President Obama had a message for Republicans in his State of the Union address: he’s not letting them block all of his initiatives in 2014, as they did most of last year.
The tone of Obama’s fifth State of the Union was not particularly aggressive or fiery. He did little to directly criticize the GOP. But the theme of his speech, more than his long list of policy ideas, was simply the determination of the president. Obama, as he said over and over again in the speech, is going to act on whatever policy issues he feels appropriate, with or without Congress.
“America does not stand still and neither will I. Wherever and whenever I can take steps without legislation to expand opportunity for more American families, that’s what I’m going to do,” he said.
Obama said he would lift the wages of people working under federal contracts to at least $10.10 per hour, even if Congress would not pass a minimum wage increase for all Americans. He would restructure training programs to help jobless Americans get hired, even if Congress refuses to expand unemployment insurance. He would work with officials in states, businesses and philanthropists to expand early childhood education, even if the Republicans would not agree to a national, universal pre-kindergarten program.
These ideas, to be sure, are largely small-bore. The increase in pay for contractors is likely to benefit fewer than 1 million Americans. It will be hard to expand early education programs without funding from Congress or support from Republicans. None of the president’s executive actions on the economy would help as many Americans as Congress extending unemployment benefits for an estimated 1.6 million Americans.

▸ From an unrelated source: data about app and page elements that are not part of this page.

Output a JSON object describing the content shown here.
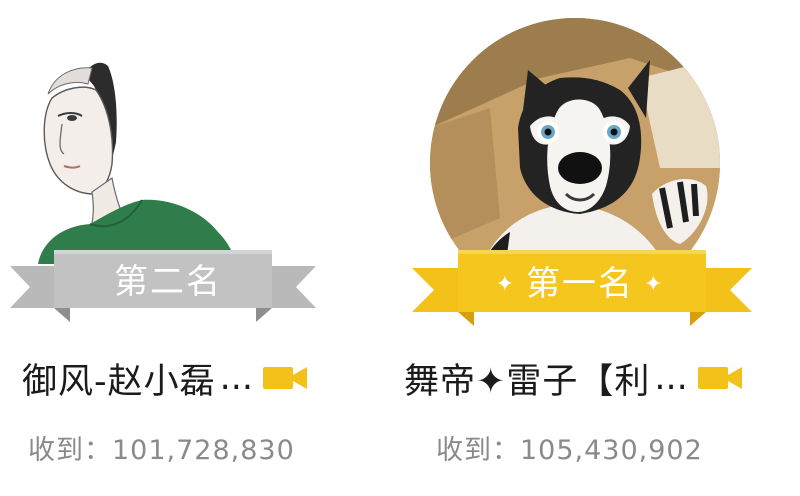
{
  "colors": {
    "silver_ribbon": "#b9b9b9",
    "silver_ribbon_dark": "#8e8e8e",
    "gold_ribbon": "#f2c21a",
    "gold_ribbon_dark": "#d79f0c",
    "video_icon": "#f2c21a",
    "name_text": "#1b1b1b",
    "received_text": "#8a8a8a"
  },
  "cards": {
    "second": {
      "rank_label": "第二名",
      "avatar_icon": "sketch-portrait-avatar",
      "name": "御风-赵小磊",
      "name_ellipsis": "...",
      "video_icon": "video-camera-icon",
      "received_prefix": "收到：",
      "received_value": "101,728,830"
    },
    "first": {
      "rank_label": "第一名",
      "rank_star": "✦",
      "avatar_icon": "husky-dog-avatar",
      "name": "舞帝✦雷子【利",
      "name_ellipsis": "...",
      "video_icon": "video-camera-icon",
      "received_prefix": "收到：",
      "received_value": "105,430,902"
    }
  }
}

And the biggest goals of Obama’s administration, reforming the immigration system and taking major steps to reducing income inequality, still require congressional approval.
But the speech illustrates a shift from the White House. The administration spent its first three years trying to cut bipartisan deals with Republicans before shifting to a more confrontational approach during the 2012 election. Once Obama won reelection, he again spent much of the year courting Republican members of Congress, as he and his team met in particular for several private meals with a group of GOP senators that included Arizona’s John McCain.
It didn’t work. Immigration reform and gun control were blocked by Republicans in Congress. The GOP senators the president had worked were not able to stop their House counterparts from shutting down the government last fall.
Now, Obama sounds like he recognizes the reality that broad compromises with Republicans in Congress are unlikely for the remainder of his presidency. In a briefing with reporters before Obama’s speech, senior administration officials said that the president was only saying a few lines about immigration in the State of the Union because he realizes if the issue is too personally associated with him, Republican members of Congress will feel as if they must oppose it.
Administration officials are still trying to craft deals with Republicans on a number of issues. But they want to change how Obama’s success is measured by the press and others. By announcing in the State of the Union that he is taking actions without Congress, each executive action from Obama will now be viewed as part of a strategy, not simply an acknowledgment of the limits of his power while dealing with a Republican-controlled House. This approach puts Obama in the position of leading actions (even if limited in scope) in Washington, instead of playing the role of bystander as bickering on Capitol Hill commands news coverage.
This new tact is unlikely to change how Republicans actually respond to Obama. His taking executive actions won’t force them into negotiations on anything. At the same time, there is little risk that taking these actions will limit Obama’s ability to work with Congress: Republicans were already opposing most of his agenda.